Finance Norway does not see a need for a “single point of entry”. Consumers, notably through internet, do not have difficulties in finding the relevant ADR scheme. We believe that the existence of a single point of entry just will take more time and involve more costs. It might be perceived at the end by consumers as less user-friendly as it would add in bureaucracy and further delays.


12.  Which particular features should ADR schemes include to deal with collective claims?

As a general comment, Finance Norway believes that ADR schemes are not the most suited for collective claims. Indeed they are generally too long, complex and expensive for this kind of fast track procedures, as the resources of most ADR schemes are limited.

13. What are the most efficient ways to improve the resolution of cross-border disputes via ADR? Are there any particular forms of ADR that are more suitable for cross-border disputes?

FIN-NET network was originally established with the intention of extra-judicial settlement of disputes regarding cross border financial services within the European Union, bringing together all relevant ADR institutions dissolving disputes between businesses and their customers in the financial services sector. For effective and efficient settlement of cross-border disputes, we believe that it may be useful to create similar networks like the FIN-NET in other sectors.

14.  What is the most efficient way to fund an ADR scheme?

We believe that the ADR scheme should be funded by the industry.  

15.  How best to maintain independence, when the ADR scheme is totally or partially funded by the industry?

The source of funding should not be considered determinant to guarantee the partiality or impartiality of the decisions within ADR schemes. Financing ADR schemes by the industry should does not jeopardize the objectivity and independence of the mediators.

In Norway, the complaint boards within the financial sector consist of an equal number of members from the industry and the consumer side. The leader of the complaint board is a highly qualified independent person who has the qualifications of a judge in the Supreme Court. Finance Norway believes that this is a structure which ensures independence well.

16. What should be the cost of ADR for consumers?

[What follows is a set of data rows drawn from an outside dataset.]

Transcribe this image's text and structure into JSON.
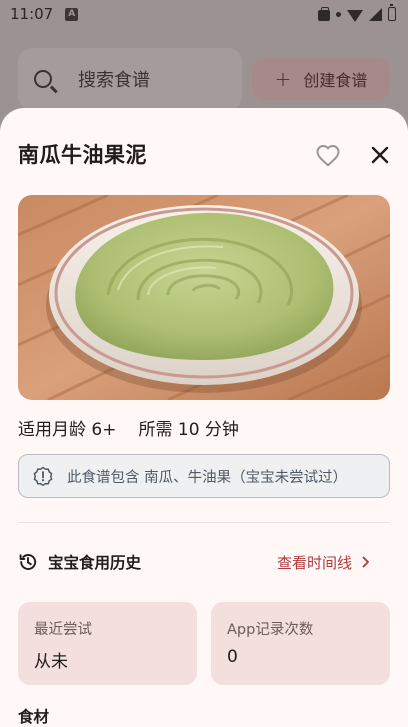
{
  "status_bar": {
    "time": "11:07",
    "notification_letter": "A",
    "icons": [
      "work-bag-icon",
      "dot-icon",
      "wifi-icon",
      "signal-icon",
      "battery-icon"
    ]
  },
  "background": {
    "search_placeholder": "搜索食谱",
    "create_button_label": "创建食谱"
  },
  "recipe": {
    "title": "南瓜牛油果泥",
    "favorited": false,
    "age_label": "适用月龄 6+",
    "time_label": "所需 10 分钟",
    "allergen_notice": "此食谱包含 南瓜、牛油果（宝宝未尝试过）"
  },
  "history": {
    "title": "宝宝食用历史",
    "timeline_link": "查看时间线",
    "last_tried_label": "最近尝试",
    "last_tried_value": "从未",
    "app_count_label": "App记录次数",
    "app_count_value": "0"
  },
  "ingredients": {
    "title": "食材"
  },
  "colors": {
    "sheet_bg": "#fff8f7",
    "accent": "#b03a3c",
    "stat_card_bg": "#f3dfdd",
    "info_border": "#b9bcc0"
  }
}
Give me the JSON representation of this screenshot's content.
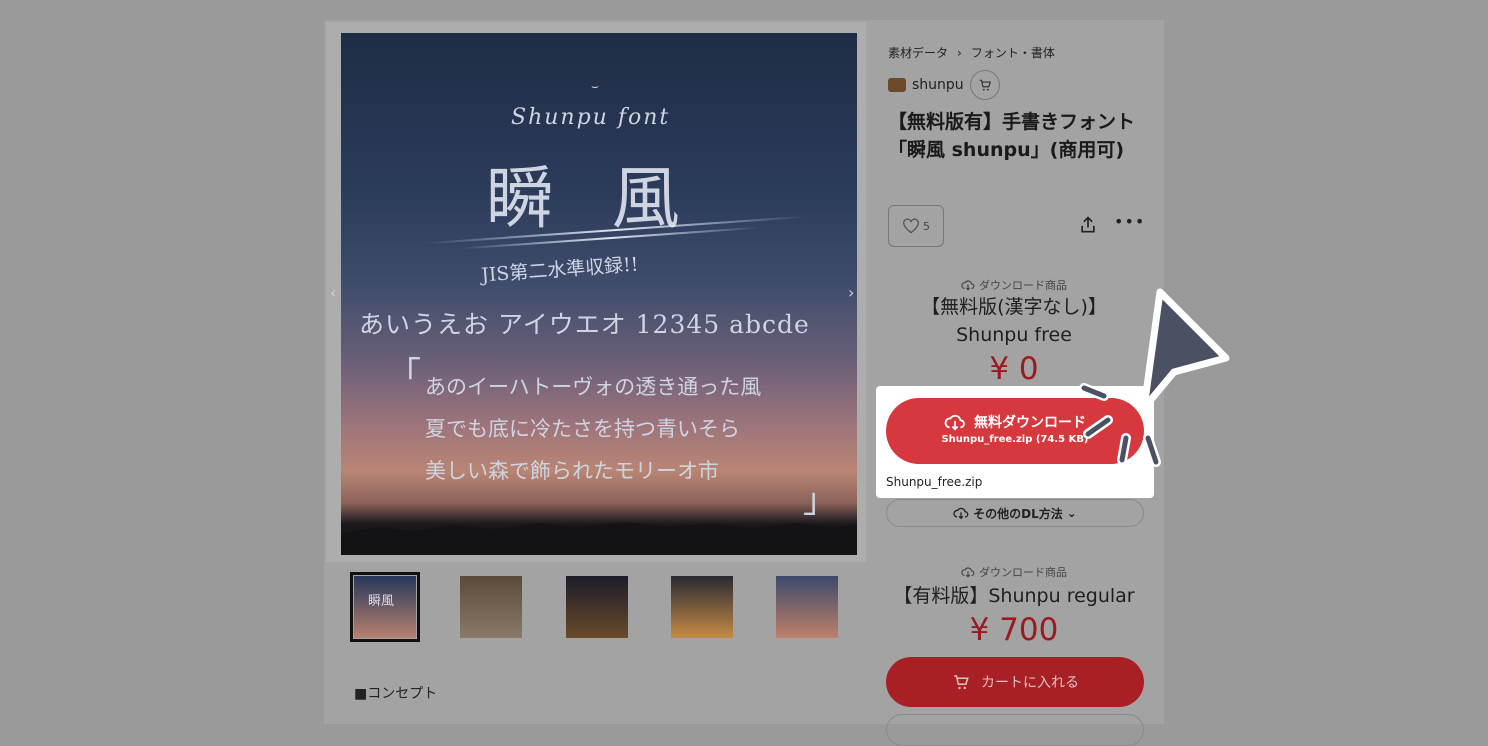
{
  "breadcrumb": {
    "category": "素材データ",
    "subcategory": "フォント・書体"
  },
  "shop": {
    "name": "shunpu",
    "cart_icon": "cart-icon"
  },
  "product_title": "【無料版有】手書きフォント「瞬風 shunpu」(商用可)",
  "likes": {
    "count": "5",
    "icon": "heart-icon"
  },
  "hero": {
    "line1": "Shunpu font",
    "line2": "瞬 風",
    "line3": "JIS第二水準収録!!",
    "line4": "あいうえお アイウエオ 12345 abcde",
    "bracket_open": "「",
    "poem1": "あのイーハトーヴォの透き通った風",
    "poem2": "夏でも底に冷たさを持つ青いそら",
    "poem3": "美しい森で飾られたモリーオ市",
    "bracket_close": "」"
  },
  "thumbnails": [
    {
      "label": "瞬風",
      "colors": [
        "#27375a",
        "#b7826e"
      ]
    },
    {
      "label": "",
      "colors": [
        "#5b4a3a",
        "#8a7a6a"
      ]
    },
    {
      "label": "",
      "colors": [
        "#1c1c2a",
        "#6a4a2a"
      ]
    },
    {
      "label": "",
      "colors": [
        "#2a2a32",
        "#c78a45"
      ]
    },
    {
      "label": "",
      "colors": [
        "#3b4a6a",
        "#c0806a"
      ]
    }
  ],
  "concept_label": "■コンセプト",
  "free_product": {
    "kind": "ダウンロード商品",
    "name_line1": "【無料版(漢字なし)】",
    "name_line2": "Shunpu free",
    "price": "¥ 0",
    "download_label": "無料ダウンロード",
    "file_info": "Shunpu_free.zip (74.5 KB)",
    "file_name": "Shunpu_free.zip",
    "other_dl": "その他のDL方法"
  },
  "paid_product": {
    "kind": "ダウンロード商品",
    "name": "【有料版】Shunpu regular",
    "price": "¥ 700",
    "cart_label": "カートに入れる"
  },
  "colors": {
    "accent": "#d6383d",
    "price": "#9b1a1f",
    "overlay": "#9a9a9a",
    "cursor": "#4a5163"
  }
}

This question requires further analysis. The important thing is that costs should not - in any way - be an obstacle to access ADR schemes. Whether a small symbolic fee is charged to avoid abusive claims, appears, in our opinion, to be legitimate.